Amnesty investigated 33 incidents of drug-related killings in 20 cities and towns across the country in which 59 people were killed.
“The vast majority of these killings appear to have been extrajudicial executions – that is, unlawful and deliberate killings carried out by government order or with its complicity or acquiescence,” the report said.
It accused police of planting evidence and fabricating official incident reports to suggest they acted in self-defence.
When killings were carried out during formal law enforcement operations, police incident reports appeared to be “startlingly similar”, alleging the suspect tried to pull a gun, Amnesty said. In several cases, police said the suspect’s gun malfunctioned when trying to shoot at officers.
But Amnesty cited what it said was direct witness testimony suggesting “police officers routinely bust down doors in the middle of the night and then kill in cold blood unarmed people suspected of using or selling drugs”. Witnesses described alleged drug offenders yelling that they would surrender, sometimes on their knees.
Since Duterte came to office seven months ago, thousands of suspected low-level pedlars but also alleged drug users have been gunned down in his war on drugs.
The Guardian has been unable to corroborate all the allegations in the report, released on Wednesday, and Duterte has repeatedly denied wrongdoing.
However, the report adds to a growing body of evidence collected by rights groups and journalists illustrating how the police have used extrajudicial killings and worked with armed gangs.
The Guardian last year cited a senior police officer who claimed he led one of 10 special operations teams tasked with killing suspected drug users and dealers while making their deaths appear to have been caused by vigilantes.
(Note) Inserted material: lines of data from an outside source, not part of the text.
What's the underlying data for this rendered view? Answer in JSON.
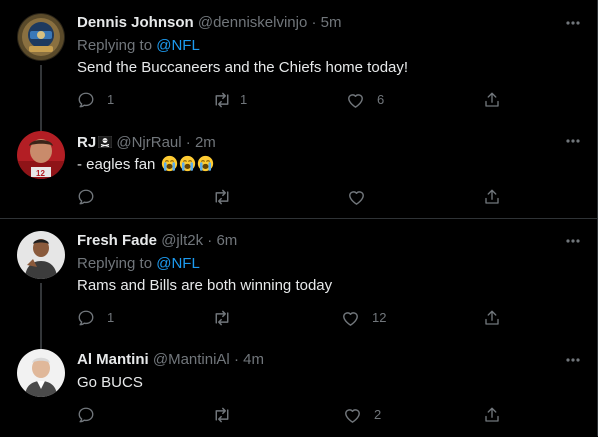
{
  "tweets": [
    {
      "name": "Dennis Johnson",
      "handle": "@denniskelvinjo",
      "time": "5m",
      "replying_label": "Replying to",
      "replying_to": "@NFL",
      "text": "Send the Buccaneers and the Chiefs home today!",
      "replies": "1",
      "retweets": "1",
      "likes": "6"
    },
    {
      "name": "RJ",
      "name_badge_icon": "pirate-flag-icon",
      "handle": "@NjrRaul",
      "time": "2m",
      "text": "- eagles fan",
      "text_emoji": "loudly-crying-face-icon",
      "replies": "",
      "retweets": "",
      "likes": ""
    },
    {
      "name": "Fresh Fade",
      "handle": "@jlt2k",
      "time": "6m",
      "replying_label": "Replying to",
      "replying_to": "@NFL",
      "text": "Rams and Bills are both winning today",
      "replies": "1",
      "retweets": "",
      "likes": "12"
    },
    {
      "name": "Al Mantini",
      "handle": "@MantiniAl",
      "time": "4m",
      "text": "Go BUCS",
      "replies": "",
      "retweets": "",
      "likes": "2"
    }
  ],
  "separator": "·",
  "colors": {
    "background": "#000000",
    "text": "#e7e9ea",
    "muted": "#71767b",
    "accent": "#1d9bf0",
    "border": "#2f3336"
  }
}
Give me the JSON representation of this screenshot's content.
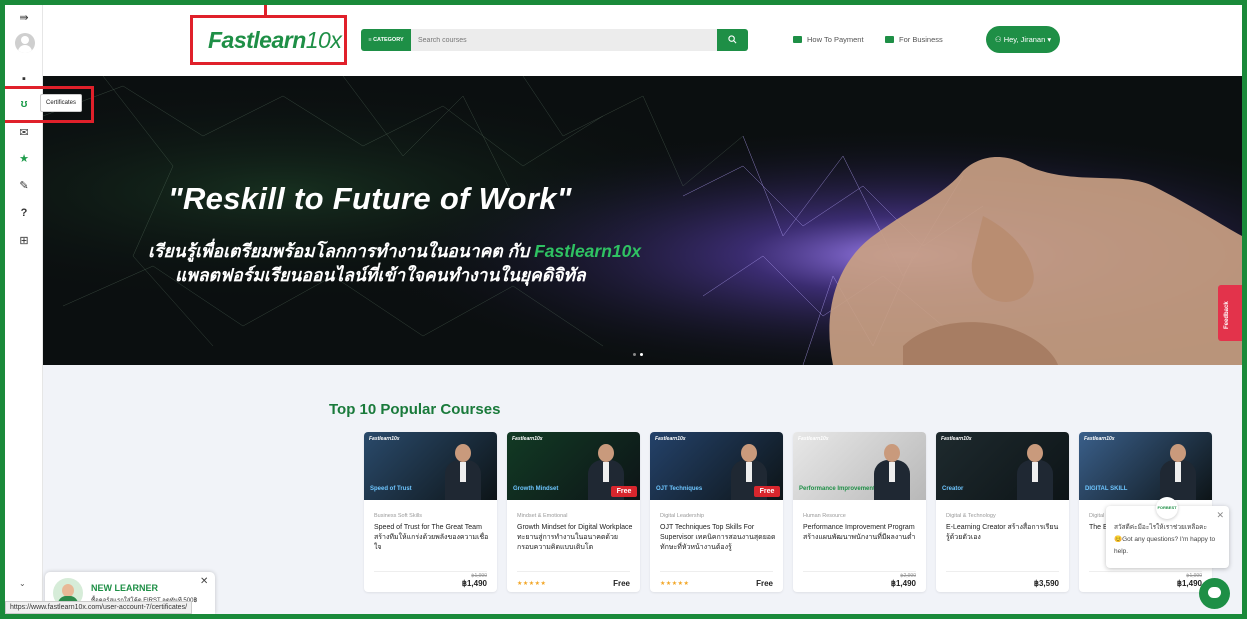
{
  "sidebar": {
    "tooltip": "Certificates",
    "icons": [
      "menu-toggle-icon",
      "avatar",
      "book-icon",
      "certificate-icon",
      "mail-icon",
      "star-icon",
      "pen-icon",
      "help-icon",
      "basket-icon"
    ]
  },
  "header": {
    "logo_main": "Fastlearn",
    "logo_suffix": "10x",
    "category_label": "≡ CATEGORY",
    "search_placeholder": "Search courses",
    "how_to_payment": "How To Payment",
    "for_business": "For Business",
    "user_label": "Hey, Jiranan ▾"
  },
  "hero": {
    "title": "\"Reskill to Future of Work\"",
    "sub1_prefix": "เรียนรู้เพื่อเตรียมพร้อมโลกการทำงานในอนาคต กับ ",
    "sub1_brand": "Fastlearn10x",
    "sub2": "แพลตฟอร์มเรียนออนไลน์ที่เข้าใจคนทำงานในยุคดิจิทัล",
    "feedback": "Feedback"
  },
  "courses": {
    "section_title": "Top 10 Popular Courses",
    "items": [
      {
        "category": "Business Soft Skills",
        "title": "Speed of Trust for The Great Team สร้างทีมให้แกร่งด้วยพลังของความเชื่อใจ",
        "old_price": "฿1,990",
        "price": "฿1,490",
        "stars": "",
        "free_badge": "",
        "thumb_tag": "Speed of Trust",
        "thumb_color": "#2a4a6b"
      },
      {
        "category": "Mindset & Emotional",
        "title": "Growth Mindset for Digital Workplace ทะยานสู่การทำงานในอนาคตด้วยกรอบความคิดแบบเติบโต",
        "old_price": "",
        "price": "Free",
        "stars": "★★★★★",
        "free_badge": "Free",
        "thumb_tag": "Growth Mindset",
        "thumb_color": "#123a24"
      },
      {
        "category": "Digital Leadership",
        "title": "OJT Techniques Top Skills For Supervisor เทคนิคการสอนงานสุดยอดทักษะที่หัวหน้างานต้องรู้",
        "old_price": "",
        "price": "Free",
        "stars": "★★★★★",
        "free_badge": "Free",
        "thumb_tag": "OJT Techniques",
        "thumb_color": "#24426a"
      },
      {
        "category": "Human Resource",
        "title": "Performance Improvement Program สร้างแผนพัฒนาพนักงานที่มีผลงานต่ำ",
        "old_price": "฿2,990",
        "price": "฿1,490",
        "stars": "",
        "free_badge": "",
        "thumb_tag": "Performance Improvement Program",
        "thumb_color": "#d9d9d9"
      },
      {
        "category": "Digital & Technology",
        "title": "E-Learning Creator สร้างสื่อการเรียนรู้ด้วยตัวเอง",
        "old_price": "",
        "price": "฿3,590",
        "stars": "",
        "free_badge": "",
        "thumb_tag": "Creator",
        "thumb_color": "#1e2a2e"
      },
      {
        "category": "Digital",
        "title": "The Es สู่โลกอ จำเป็นใ",
        "old_price": "฿1,990",
        "price": "฿1,490",
        "stars": "",
        "free_badge": "",
        "thumb_tag": "DIGITAL SKILL",
        "thumb_color": "#3a5f8a"
      }
    ]
  },
  "chat": {
    "logo_text": "FORBEST",
    "message": "สวัสดีค่ะมีอะไรให้เราช่วยเหลือคะ 😊Got any questions? I'm happy to help.",
    "close": "✕"
  },
  "learner_popup": {
    "title": "NEW LEARNER",
    "subtitle": "ซื้อคอร์สแรกใส่โค้ด FIRST ลดทันที 500฿",
    "close": "✕"
  },
  "status_bar": {
    "url": "https://www.fastlearn10x.com/user-account-7/certificates/"
  },
  "colors": {
    "brand_green": "#1e8f46",
    "annotation_red": "#e0202a",
    "frame_green": "#1a8a3a"
  }
}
The report was later denied by the chief of police.
The Amnesty report goes further, suggesting the war on drugs has created an “informal economy of death” in which police profit from the bloodshed.
In one case in Cebu City, a witness told Amnesty that a drug user called Gener Rondina had his home surrounded by a large contingent of police officers. “The police kept pounding [and] when they go in he was shouting, ‘I will surrender, I will surrender, sir’,” an unnamed witness told Amnesty.
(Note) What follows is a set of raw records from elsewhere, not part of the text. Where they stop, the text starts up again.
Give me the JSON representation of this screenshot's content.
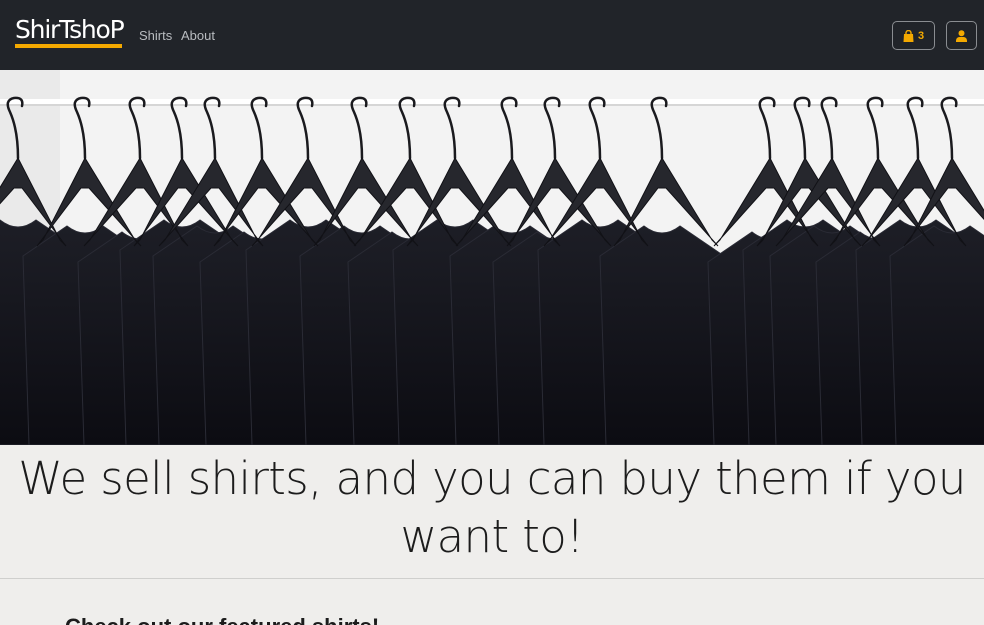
{
  "navbar": {
    "brand": "ShirTshoP",
    "links": [
      {
        "label": "Shirts"
      },
      {
        "label": "About"
      }
    ],
    "cart": {
      "count": "3",
      "icon": "shopping-bag-icon"
    },
    "account": {
      "icon": "user-icon"
    },
    "colors": {
      "background": "#212429",
      "accent": "#f4a900"
    }
  },
  "hero": {
    "image": "black t-shirts on hangers on a clothing rack"
  },
  "main": {
    "tagline": "We sell shirts, and you can buy them if you want to!",
    "section_heading": "Check out our featured shirts!"
  }
}
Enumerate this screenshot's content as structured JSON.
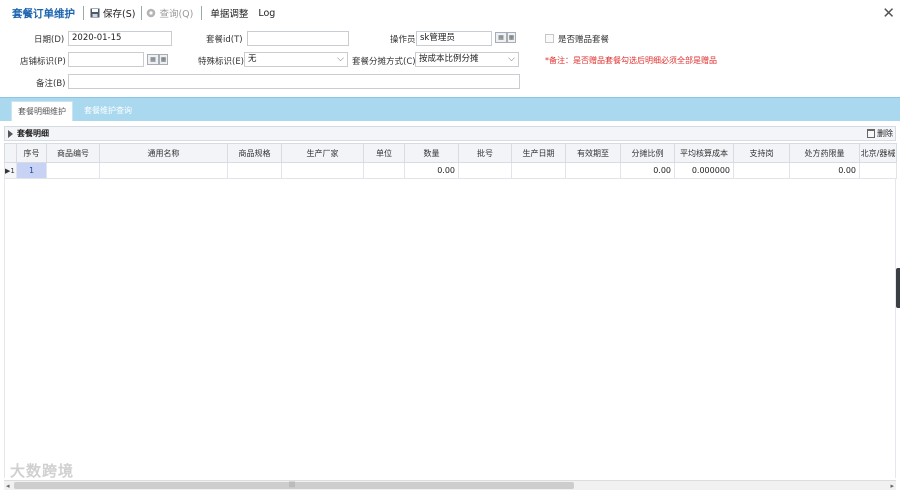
{
  "toolbar": {
    "title": "套餐订单维护",
    "save": "保存(S)",
    "query": "查询(Q)",
    "adjust": "单据调整",
    "log": "Log"
  },
  "form": {
    "date_label": "日期(D)",
    "date_value": "2020-01-15",
    "package_id_label": "套餐id(T)",
    "package_id_value": "",
    "operator_label": "操作员",
    "operator_value": "sk管理员",
    "gift_label": "是否赠品套餐",
    "store_label": "店铺标识(P)",
    "store_value": "",
    "special_label": "特殊标识(E)",
    "special_value": "无",
    "split_label": "套餐分摊方式(C)",
    "split_value": "按成本比例分摊",
    "warning": "*备注：是否赠品套餐勾选后明细必须全部是赠品",
    "note_label": "备注(B)",
    "note_value": ""
  },
  "tabs": [
    {
      "label": "套餐明细维护",
      "active": true
    },
    {
      "label": "套餐维护查询",
      "active": false
    }
  ],
  "grid": {
    "title": "套餐明细",
    "delete": "删除",
    "columns": [
      "序号",
      "商品编号",
      "通用名称",
      "商品规格",
      "生产厂家",
      "单位",
      "数量",
      "批号",
      "生产日期",
      "有效期至",
      "分摊比例",
      "平均核算成本",
      "支持岗",
      "处方药限量",
      "北京/器械"
    ],
    "rows": [
      {
        "mark": "▶1",
        "seq": "1",
        "qty": "0.00",
        "ratio": "0.00",
        "cost": "0.000000",
        "limit": "0.00"
      }
    ]
  },
  "watermark": "大数跨境"
}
The police reportedly ordered Rondina to lie down on the floor as they told another person in the room to leave. Witnesses then heard gunshots and the man’s body was brought out.
Family members said they found valuables including a laptop, watch and money were missing and were not returned or accounted for by police in the official inventory of the scene.
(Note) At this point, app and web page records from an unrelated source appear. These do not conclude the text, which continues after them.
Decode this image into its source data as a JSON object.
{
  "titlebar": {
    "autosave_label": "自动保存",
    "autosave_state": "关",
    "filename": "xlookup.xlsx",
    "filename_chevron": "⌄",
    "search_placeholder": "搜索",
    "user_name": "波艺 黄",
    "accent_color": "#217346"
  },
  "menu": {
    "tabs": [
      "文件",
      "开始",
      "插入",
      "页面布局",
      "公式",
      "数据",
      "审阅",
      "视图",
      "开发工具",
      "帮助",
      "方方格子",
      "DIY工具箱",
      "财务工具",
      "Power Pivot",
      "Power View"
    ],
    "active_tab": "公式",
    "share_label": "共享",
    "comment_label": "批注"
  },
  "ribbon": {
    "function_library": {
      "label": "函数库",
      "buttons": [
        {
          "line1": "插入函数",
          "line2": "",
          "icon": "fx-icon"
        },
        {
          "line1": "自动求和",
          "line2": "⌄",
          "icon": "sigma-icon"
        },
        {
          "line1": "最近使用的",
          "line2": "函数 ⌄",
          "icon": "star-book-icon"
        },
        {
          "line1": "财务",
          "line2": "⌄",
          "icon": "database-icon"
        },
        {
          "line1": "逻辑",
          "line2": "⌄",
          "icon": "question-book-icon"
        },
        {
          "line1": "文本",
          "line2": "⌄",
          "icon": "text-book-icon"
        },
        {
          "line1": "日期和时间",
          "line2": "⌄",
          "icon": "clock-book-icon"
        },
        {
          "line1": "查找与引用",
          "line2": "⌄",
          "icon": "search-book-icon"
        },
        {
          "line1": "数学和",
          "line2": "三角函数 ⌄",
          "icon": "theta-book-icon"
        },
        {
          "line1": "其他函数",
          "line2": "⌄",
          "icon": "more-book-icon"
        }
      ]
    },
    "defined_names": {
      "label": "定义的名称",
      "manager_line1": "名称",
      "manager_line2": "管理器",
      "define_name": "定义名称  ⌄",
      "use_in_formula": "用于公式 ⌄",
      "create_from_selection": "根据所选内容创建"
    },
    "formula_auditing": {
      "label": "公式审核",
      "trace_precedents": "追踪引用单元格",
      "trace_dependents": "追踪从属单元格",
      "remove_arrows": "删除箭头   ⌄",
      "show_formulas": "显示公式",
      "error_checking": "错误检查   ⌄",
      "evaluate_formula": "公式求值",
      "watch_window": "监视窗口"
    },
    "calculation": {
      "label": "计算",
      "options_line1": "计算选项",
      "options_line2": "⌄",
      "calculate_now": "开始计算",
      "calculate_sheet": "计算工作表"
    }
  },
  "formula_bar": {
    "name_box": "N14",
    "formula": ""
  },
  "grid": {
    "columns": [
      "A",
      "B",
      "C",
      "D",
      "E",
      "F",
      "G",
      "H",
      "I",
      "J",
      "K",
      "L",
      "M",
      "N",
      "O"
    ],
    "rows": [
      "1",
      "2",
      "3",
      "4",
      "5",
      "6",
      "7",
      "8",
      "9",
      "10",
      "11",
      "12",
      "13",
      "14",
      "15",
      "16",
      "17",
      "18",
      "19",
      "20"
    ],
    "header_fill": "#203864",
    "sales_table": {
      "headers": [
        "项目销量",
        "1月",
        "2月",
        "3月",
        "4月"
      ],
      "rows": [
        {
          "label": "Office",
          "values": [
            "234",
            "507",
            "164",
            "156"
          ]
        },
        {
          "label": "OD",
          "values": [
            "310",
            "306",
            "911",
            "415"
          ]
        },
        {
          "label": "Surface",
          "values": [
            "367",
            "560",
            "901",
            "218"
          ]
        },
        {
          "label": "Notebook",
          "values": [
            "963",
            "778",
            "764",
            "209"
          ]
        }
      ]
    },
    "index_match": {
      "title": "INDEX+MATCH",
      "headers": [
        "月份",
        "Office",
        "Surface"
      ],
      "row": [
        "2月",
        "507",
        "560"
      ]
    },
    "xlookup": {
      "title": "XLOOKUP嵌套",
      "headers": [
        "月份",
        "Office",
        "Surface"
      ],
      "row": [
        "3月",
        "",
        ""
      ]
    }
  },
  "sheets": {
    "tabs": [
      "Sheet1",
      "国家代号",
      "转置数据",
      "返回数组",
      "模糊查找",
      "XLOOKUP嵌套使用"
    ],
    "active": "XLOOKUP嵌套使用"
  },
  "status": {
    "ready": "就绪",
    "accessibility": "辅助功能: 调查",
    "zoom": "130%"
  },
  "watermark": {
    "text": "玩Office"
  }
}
Tirana Hassan, Amnesty International’s crisis response director, said that under Duterte’s rule, “the national police are breaking laws they are supposed to uphold while profiting from the murder of impoverished people”.
She added: “The same streets Duterte vowed to rid of crime are now filled with bodies of people illegally killed by his own police.”
Amnesty accused the police of behaving like the criminal underworld by “contracting out” killings.
Amnesty’s researcher spoke to two people said to be paid killers, who take orders from a police officer who pays them 5,000 pesos ($100) for each drug user killed and 10,000 to 15,000 pesos for each alleged drug dealer killed. More than 4,100 of the drug-related killings in the Philippines have been carried out by unknown armed individuals.
A senior police officer who has served in the force for a decade and conducts operations as part of an anti-illegal drugs unit in Metro Manila described to Amnesty how the police are also paid, between 8,000 pesos and 15,000 pesos, per “encounter”.
“We’re paid in cash, secretly, by headquarters … There’s no incentive for arresting. We’re not paid anything,” the unnamed officer was quoted as saying.
The officer told Amnesty some police have established a racket with funeral homes, who pay them for each dead body sent their way. Families are expected to pay funeral costs for those killed in law enforcement operations.
“Sometimes if I’m the investigator, I’ll bring the body to the biggest and most expensive [funeral home], because they give the biggest cuts.”
Amnesty said information the officer provided was corroborated independently and the report cited families of victims who complained that the bodies were taken to particularly expensive funeral homes, even if there were cheaper options nearby.
Duterte said during his election campaign that fighting crime and narcotics was his priority, promising to eradicate illicit drugs within six months.
On Sunday, he promised to continue the crackdown until the end of his six-year presidency, and criticism would not dissuade him. “I do not give a shit, I have a duty to do, and I will do it,” he said.
His announcement came even after the Philippines police said it would disband anti-drugs units following the killing of a South Korean businessman by rogue officers, an incident Duterte said he was “embarrassed” by. The police chief, Ronald dela Rosa, said the anti-drugs units would be rebuilt.
Corrupt police should be reassigned to work in conflict zones, Duterte has said, and the government has claimed it investigates unlawful killings. However, there have been no reports of officers being dismissed from the force for misconduct since Duterte took office.
Author: Oliver Holmes